            Regards, Robert

            1 person found this helpful
            • 3. Re: Set custom VMware tools scripts from PowerCLI?
              LucD Guru
              vExpertCommunity WarriorsUser Moderators

              There are 2 options:

              1) you re-use the existing BAT files on the guest

              2) you specify a new BAT file

              For the 2nd option you will, as William pointed out, require the VIX APIs.

               

              But for the first method you can do it with the current PowerCLI build

               

              This script changes the content of the default poweroff BAT file.

               
              $vmName = <vm-name>
              $powerOffBatName = "poweroff-vm-default.bat"
              $getProgPath = "echo %ProgramFiles%"
              
              $newPowerOffBat = @"
              Rem New PowerOff script
              dir
              "@
              
              # Store new bat file locally
              Set-Content -Path ($env:temp + "\" + $powerOffBat) -Force -Value $newPowerOffBat
              
              $vmImpl = Get-VM $vmName
              $vm = $vmImpl | Get-View
              
              # rem Get credentials
              $guestCred = Get-Credential -Credential "guestuser"
              $hostCred = Get-Credential -Credential "hostuser"
              
              # Get the content of %ProgramFiles% on the guest
              $progPath = (Invoke-VMScript -GuestCredential $guestCred -HostCredential $hostCred `
                   -VM $vmImpl `
                   -ScriptText $getProgPath -ScriptType "Bat").Trim()
              
              # Set the path of the file
              $powerOffBatPath = $progPath + "\VMware\VMware Tools\" 
              
              # Remove the read-only attribute
              $unsetRO = 'attrib -R "' + $powerOffBatPath + $powerOffBat + '"'
              Invoke-VMScript -GuestCredential $guestCred -HostCredential $hostCred `
                   -VM $vmImpl `
                   -ScriptText $unsetRO -ScriptType "Bat"
                   
              # Copy the new file
              $destFile = $powerOffBatPath + $powerOffBat
              Copy-VMGuestFile -Source ($env:temp + "\" + $powerOffBat) `
                   -Destination $destFile `
                   -GuestCredential $guestCred `
                   -HostCredential $hostCred `
                   -LocalToGuest -VM $vmImpl
              
              # Set the read-only attribute
              $setRO = 'attrib +R "' + $powerOffBatPath + $powerOffBat + '"'
              Invoke-VMScript -GuestCredential $guestCred -HostCredential $hostCred `
                   -VM $vmImpl `
                   -ScriptText $setRO -ScriptType "Bat"
                   
              # Activate the option to run a script
              $spec = New-Object VMware.Vim.VirtualMachineConfigSpec
              $spec.tools = New-Object VMware.Vim.ToolsConfigInfo
              $spec.tools.beforeGuestShutdown = $true
              $vm.ReconfigVM_Task($spec)
              

               

              Note that these default BAT files all are set to read-only, so the script changes that attributes and sets it back afterwards.
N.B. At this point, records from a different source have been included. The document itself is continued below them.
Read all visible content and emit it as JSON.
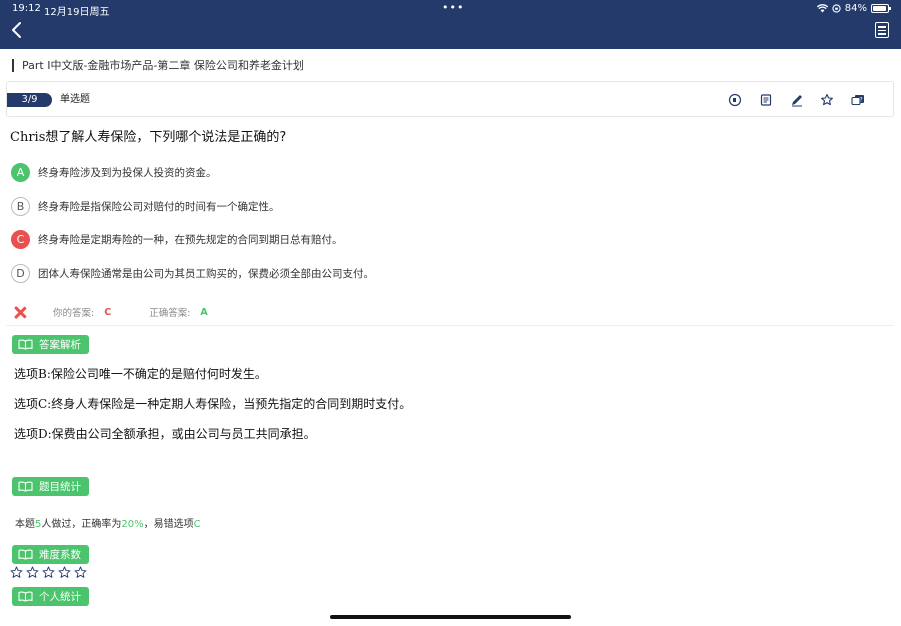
{
  "status": {
    "time": "19:12",
    "date": "12月19日周五",
    "dots": "•••",
    "battery": "84%"
  },
  "breadcrumb": "Part I中文版-金融市场产品-第二章 保险公司和养老金计划",
  "question_card": {
    "number": "3/9",
    "type": "单选题"
  },
  "toolbar_icons": [
    "audio-icon",
    "note-icon",
    "edit-icon",
    "star-icon",
    "question-feedback-icon"
  ],
  "question": {
    "prefix": "Chris",
    "text": "想了解人寿保险，下列哪个说法是正确的?"
  },
  "options": [
    {
      "letter": "A",
      "text": "终身寿险涉及到为投保人投资的资金。",
      "state": "correct"
    },
    {
      "letter": "B",
      "text": "终身寿险是指保险公司对赔付的时间有一个确定性。",
      "state": "normal"
    },
    {
      "letter": "C",
      "text": "终身寿险是定期寿险的一种，在预先规定的合同到期日总有赔付。",
      "state": "wrong"
    },
    {
      "letter": "D",
      "text": "团体人寿保险通常是由公司为其员工购买的，保费必须全部由公司支付。",
      "state": "normal"
    }
  ],
  "answer": {
    "your_label": "你的答案:",
    "your_value": "C",
    "correct_label": "正确答案:",
    "correct_value": "A"
  },
  "analysis": {
    "tag": "答案解析",
    "lines": [
      "选项B:保险公司唯一不确定的是赔付何时发生。",
      "选项C:终身人寿保险是一种定期人寿保险，当预先指定的合同到期时支付。",
      "选项D:保费由公司全额承担，或由公司与员工共同承担。"
    ]
  },
  "statistics": {
    "tag": "题目统计",
    "pre": "本题",
    "count": "5",
    "mid": "人做过，正确率为",
    "rate": "20%",
    "mid2": "，易错选项",
    "wrong_option": "C"
  },
  "difficulty": {
    "tag": "难度系数",
    "rating": 0,
    "max": 5
  },
  "personal": {
    "tag": "个人统计"
  },
  "colors": {
    "header": "#233a6b",
    "correct": "#4cc46d",
    "wrong": "#e8514d"
  }
}
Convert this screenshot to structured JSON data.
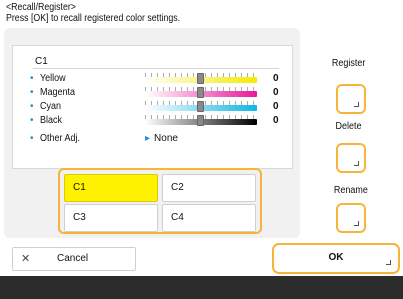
{
  "header": {
    "title": "<Recall/Register>",
    "subtitle": "Press [OK] to recall registered color settings."
  },
  "preview": {
    "title": "C1",
    "rows": [
      {
        "label": "Yellow",
        "value": "0",
        "level": 0.5,
        "color": "#f2ec00"
      },
      {
        "label": "Magenta",
        "value": "0",
        "level": 0.5,
        "color": "#e8179b"
      },
      {
        "label": "Cyan",
        "value": "0",
        "level": 0.5,
        "color": "#11b5e6"
      },
      {
        "label": "Black",
        "value": "0",
        "level": 0.5,
        "color": "#000000"
      }
    ],
    "other": {
      "label": "Other Adj.",
      "value": "None"
    }
  },
  "slots": [
    {
      "label": "C1",
      "selected": true
    },
    {
      "label": "C2",
      "selected": false
    },
    {
      "label": "C3",
      "selected": false
    },
    {
      "label": "C4",
      "selected": false
    }
  ],
  "side_buttons": {
    "register": "Register",
    "delete": "Delete",
    "rename": "Rename"
  },
  "footer": {
    "cancel": "Cancel",
    "ok": "OK"
  },
  "colors": {
    "accent": "#f6b43a",
    "selected": "#fff200",
    "bullet": "#1e8fd0"
  }
}
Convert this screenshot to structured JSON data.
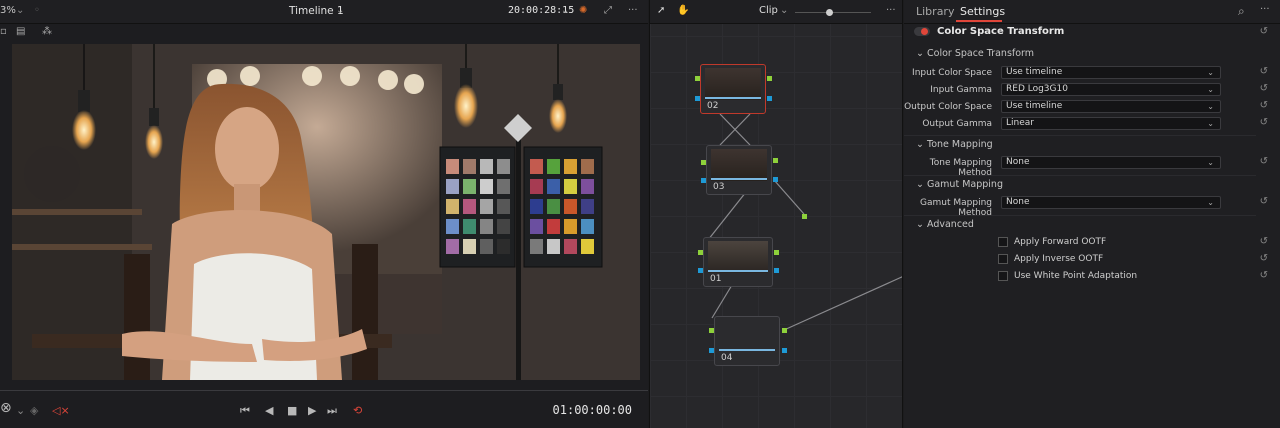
{
  "viewer": {
    "zoom": "3%",
    "timeline_name": "Timeline 1",
    "source_timecode": "20:00:28:15",
    "record_timecode": "01:00:00:00"
  },
  "nodes_panel": {
    "mode_label": "Clip",
    "nodes": [
      {
        "label": "02"
      },
      {
        "label": "03"
      },
      {
        "label": "01"
      },
      {
        "label": "04"
      }
    ]
  },
  "settings": {
    "tabs": [
      "Library",
      "Settings"
    ],
    "effect_title": "Color Space Transform",
    "sections": {
      "cst": "Color Space Transform",
      "tone": "Tone Mapping",
      "gamut": "Gamut Mapping",
      "advanced": "Advanced"
    },
    "fields": {
      "input_color_space": {
        "label": "Input Color Space",
        "value": "Use timeline"
      },
      "input_gamma": {
        "label": "Input Gamma",
        "value": "RED Log3G10"
      },
      "output_color_space": {
        "label": "Output Color Space",
        "value": "Use timeline"
      },
      "output_gamma": {
        "label": "Output Gamma",
        "value": "Linear"
      },
      "tone_mapping_method": {
        "label": "Tone Mapping Method",
        "value": "None"
      },
      "gamut_mapping_method": {
        "label": "Gamut Mapping Method",
        "value": "None"
      }
    },
    "checkboxes": {
      "apply_forward_ootf": "Apply Forward OOTF",
      "apply_inverse_ootf": "Apply Inverse OOTF",
      "use_white_point_adaptation": "Use White Point Adaptation"
    }
  },
  "colors": {
    "accent_red": "#e0463a",
    "port_green": "#8ed13b",
    "port_blue": "#1e9ad6"
  }
}
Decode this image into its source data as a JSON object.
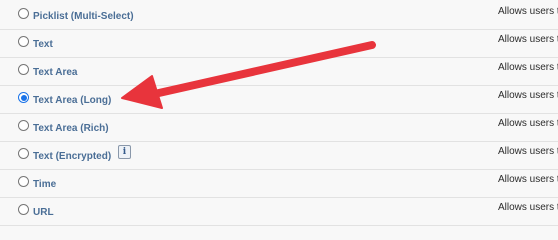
{
  "field_types": [
    {
      "label": "Picklist (Multi-Select)",
      "description": "Allows users t",
      "selected": false
    },
    {
      "label": "Text",
      "description": "Allows users t",
      "selected": false
    },
    {
      "label": "Text Area",
      "description": "Allows users t",
      "selected": false
    },
    {
      "label": "Text Area (Long)",
      "description": "Allows users t",
      "selected": true
    },
    {
      "label": "Text Area (Rich)",
      "description": "Allows users t",
      "selected": false
    },
    {
      "label": "Text (Encrypted)",
      "description": "Allows users t",
      "selected": false,
      "info_icon": "i"
    },
    {
      "label": "Time",
      "description": "Allows users t",
      "selected": false
    },
    {
      "label": "URL",
      "description": "Allows users t",
      "selected": false
    }
  ],
  "colors": {
    "link_label": "#4a6e96",
    "radio_selected": "#1a73e8",
    "annotation_arrow": "#e8343c"
  },
  "annotation": {
    "icon": "red-arrow-pointing-left"
  }
}
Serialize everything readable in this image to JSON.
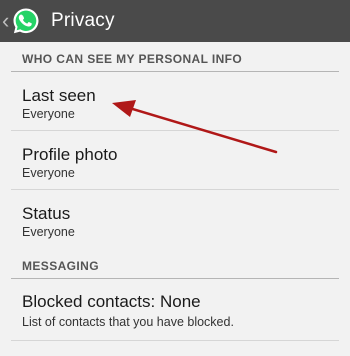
{
  "action_bar": {
    "title": "Privacy",
    "back_glyph": "‹",
    "logo_icon": "whatsapp-logo-icon",
    "background": "#4a4a4a",
    "logo_color": "#25d366"
  },
  "sections": [
    {
      "header": "WHO CAN SEE MY PERSONAL INFO",
      "items": [
        {
          "title": "Last seen",
          "subtitle": "Everyone"
        },
        {
          "title": "Profile photo",
          "subtitle": "Everyone"
        },
        {
          "title": "Status",
          "subtitle": "Everyone"
        }
      ]
    },
    {
      "header": "MESSAGING",
      "items": [
        {
          "title": "Blocked contacts: None",
          "subtitle": "List of contacts that you have blocked."
        }
      ]
    }
  ],
  "annotation": {
    "color": "#b01818",
    "points_to": "Last seen"
  }
}
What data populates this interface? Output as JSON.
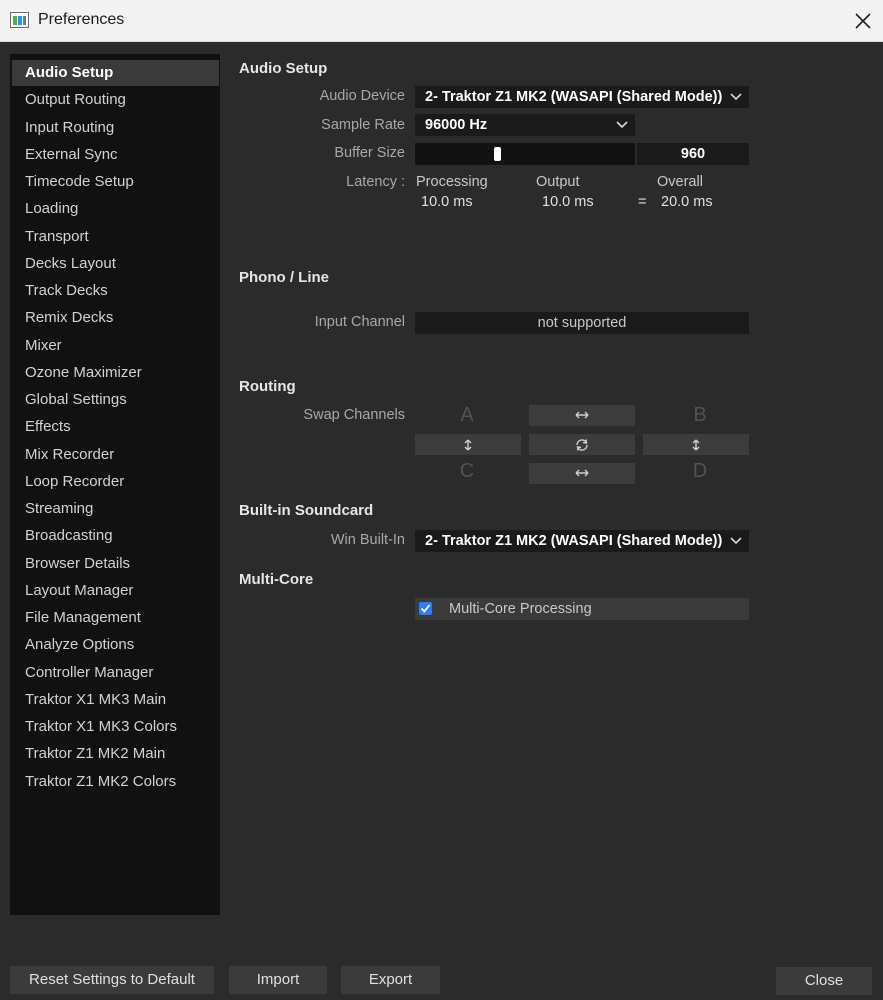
{
  "window": {
    "title": "Preferences"
  },
  "sidebar": {
    "items": [
      {
        "label": "Audio Setup",
        "active": true
      },
      {
        "label": "Output Routing"
      },
      {
        "label": "Input Routing"
      },
      {
        "label": "External Sync"
      },
      {
        "label": "Timecode Setup"
      },
      {
        "label": "Loading"
      },
      {
        "label": "Transport"
      },
      {
        "label": "Decks Layout"
      },
      {
        "label": "Track Decks"
      },
      {
        "label": "Remix Decks"
      },
      {
        "label": "Mixer"
      },
      {
        "label": "Ozone Maximizer"
      },
      {
        "label": "Global Settings"
      },
      {
        "label": "Effects"
      },
      {
        "label": "Mix Recorder"
      },
      {
        "label": "Loop Recorder"
      },
      {
        "label": "Streaming"
      },
      {
        "label": "Broadcasting"
      },
      {
        "label": "Browser Details"
      },
      {
        "label": "Layout Manager"
      },
      {
        "label": "File Management"
      },
      {
        "label": "Analyze Options"
      },
      {
        "label": "Controller Manager"
      },
      {
        "label": "Traktor X1 MK3 Main"
      },
      {
        "label": "Traktor X1 MK3 Colors"
      },
      {
        "label": "Traktor Z1 MK2 Main"
      },
      {
        "label": "Traktor Z1 MK2 Colors"
      }
    ]
  },
  "audio_setup": {
    "heading": "Audio Setup",
    "audio_device_label": "Audio Device",
    "audio_device_value": "2- Traktor Z1 MK2 (WASAPI (Shared Mode))",
    "sample_rate_label": "Sample Rate",
    "sample_rate_value": "96000 Hz",
    "buffer_size_label": "Buffer Size",
    "buffer_size_value": "960",
    "buffer_slider_fraction": 0.37,
    "latency_label": "Latency :",
    "processing_label": "Processing",
    "processing_value": "10.0 ms",
    "output_label": "Output",
    "output_value": "10.0 ms",
    "equals": "=",
    "overall_label": "Overall",
    "overall_value": "20.0 ms"
  },
  "phono_line": {
    "heading": "Phono / Line",
    "input_channel_label": "Input Channel",
    "input_channel_value": "not supported"
  },
  "routing": {
    "heading": "Routing",
    "swap_channels_label": "Swap Channels",
    "letter_a": "A",
    "letter_b": "B",
    "letter_c": "C",
    "letter_d": "D"
  },
  "builtin_soundcard": {
    "heading": "Built-in Soundcard",
    "win_builtin_label": "Win Built-In",
    "win_builtin_value": "2- Traktor Z1 MK2 (WASAPI (Shared Mode))"
  },
  "multicore": {
    "heading": "Multi-Core",
    "checkbox_label": "Multi-Core Processing",
    "checked": true
  },
  "footer": {
    "reset_label": "Reset Settings to Default",
    "import_label": "Import",
    "export_label": "Export",
    "close_label": "Close"
  },
  "colors": {
    "background": "#2b2b2b",
    "sidebar": "#111111",
    "accent": "#2f7cf6"
  }
}
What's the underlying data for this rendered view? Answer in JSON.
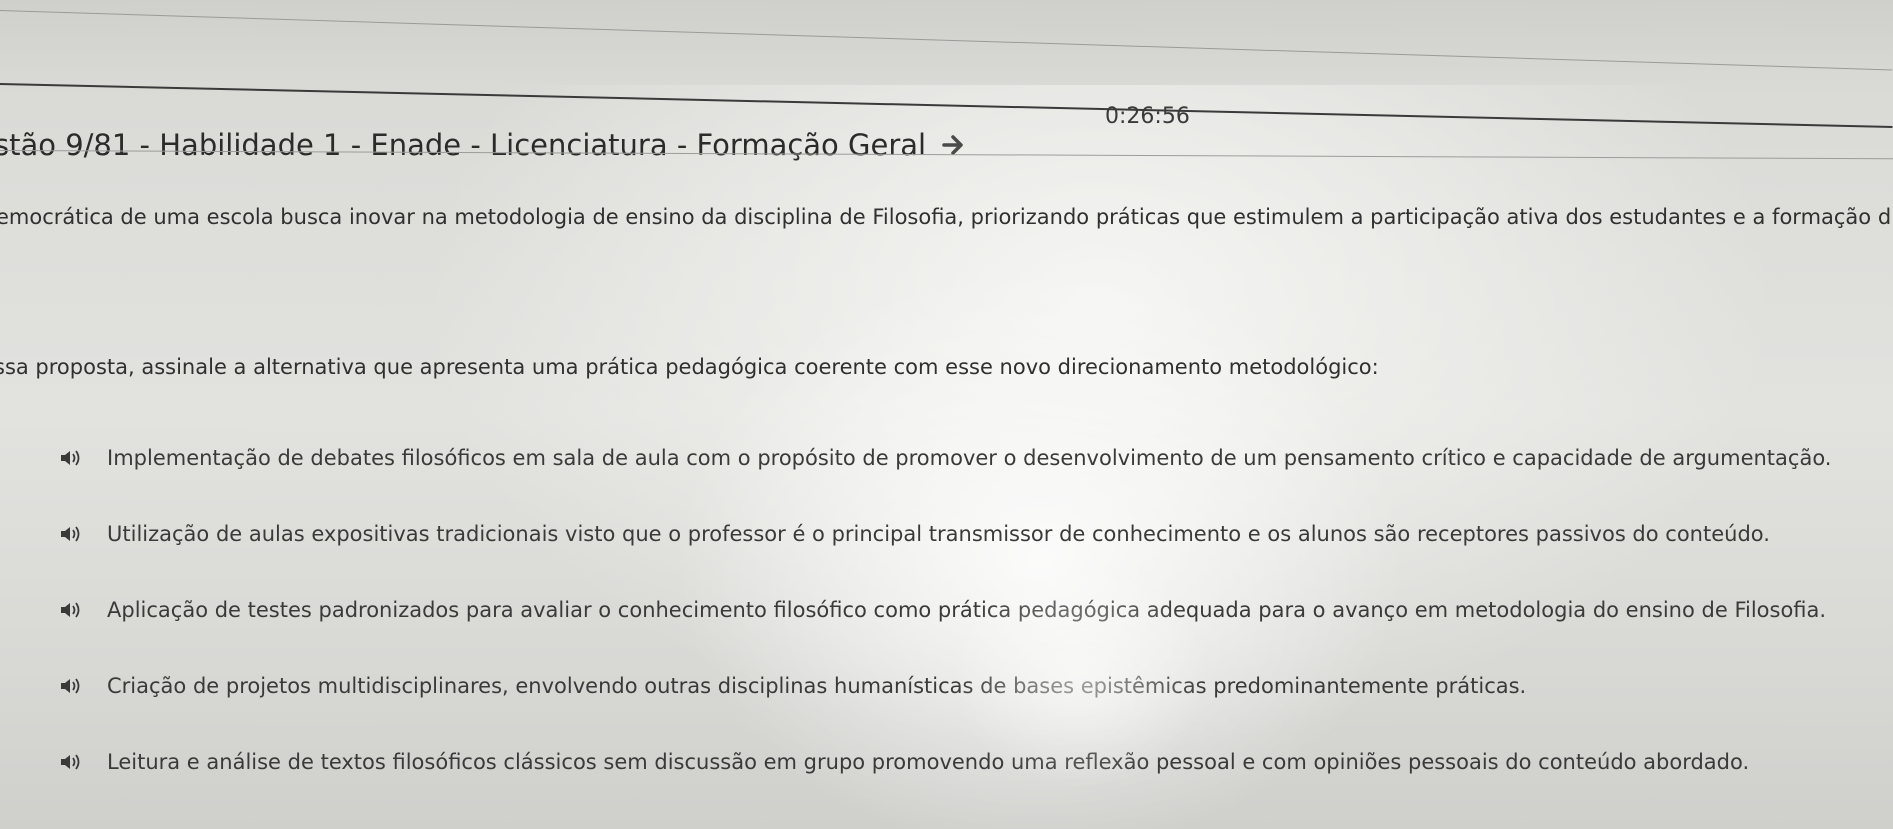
{
  "timer": "0:26:56",
  "question": {
    "title": "stão 9/81 - Habilidade 1 - Enade - Licenciatura - Formação Geral",
    "stem": "emocrática de uma escola busca inovar na metodologia de ensino da disciplina de Filosofia, priorizando práticas que estimulem a participação ativa dos estudantes e a formação d",
    "prompt": "ssa proposta, assinale a alternativa que apresenta uma prática pedagógica coerente com esse novo direcionamento metodológico:"
  },
  "options": [
    {
      "text": "Implementação de debates filosóficos em sala de aula com o propósito de promover o desenvolvimento de um pensamento crítico e capacidade de argumentação."
    },
    {
      "text": "Utilização de aulas expositivas tradicionais visto que o professor é o principal transmissor de conhecimento e os alunos são receptores passivos do conteúdo."
    },
    {
      "text": "Aplicação de testes padronizados para avaliar o conhecimento filosófico como prática pedagógica adequada para o avanço em metodologia do ensino de Filosofia."
    },
    {
      "text": "Criação de projetos multidisciplinares, envolvendo outras disciplinas humanísticas de bases epistêmicas predominantemente práticas."
    },
    {
      "text": "Leitura e análise de textos filosóficos clássicos sem discussão em grupo promovendo uma reflexão pessoal e com opiniões pessoais do conteúdo abordado."
    }
  ],
  "icons": {
    "next": "arrow-right-icon",
    "audio": "speaker-icon"
  },
  "colors": {
    "text": "#2f2f2f",
    "icon": "#3a3a3a"
  }
}
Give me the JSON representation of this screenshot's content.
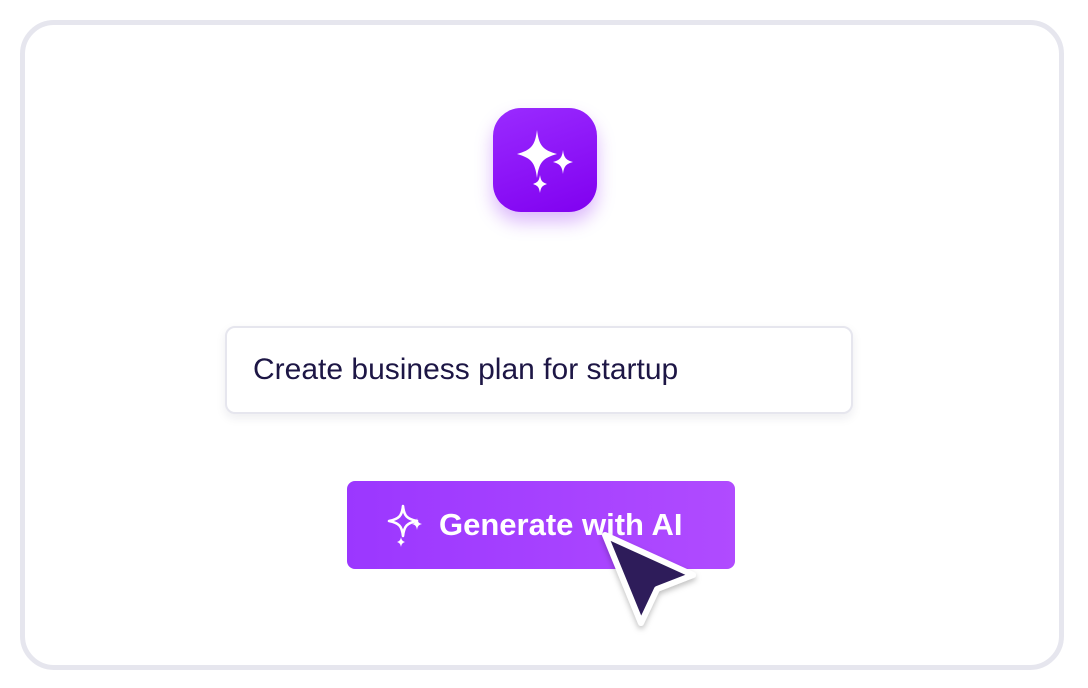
{
  "app": {
    "icon": "sparkles-icon",
    "accent_color": "#8000F0"
  },
  "prompt": {
    "value": "Create business plan for startup"
  },
  "generate_button": {
    "label": "Generate with AI",
    "icon": "sparkles-icon",
    "color": "#A041FF"
  },
  "cursor": {
    "icon": "mouse-pointer-icon"
  }
}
              To make the script work on different Windows flavours, it gets the path from the %programfiles% environment variable on the guest.

              And to make sure, the script also sets the Run VMware Tools script option for the poweroff action.

              It should be rather straightforward to change this to any of the other options like suspend, reboot, resume...

               

              Let me know if it does somewhat what you were looking for ?

               

              ____________

              Blog: LucD notes

              Twitter: lucd22

              • 4. Re: Set custom VMware tools scripts from PowerCLI?
                LucD Guru
                vExpertCommunity WarriorsUser Moderators

                Mike, for more detailed annotations see my Changing VMware Tools scripts post.

                 

                Thanks for the idea

                 

                 

                 

                 

                ____________

                Blog: LucD notes

                Twitter: lucd22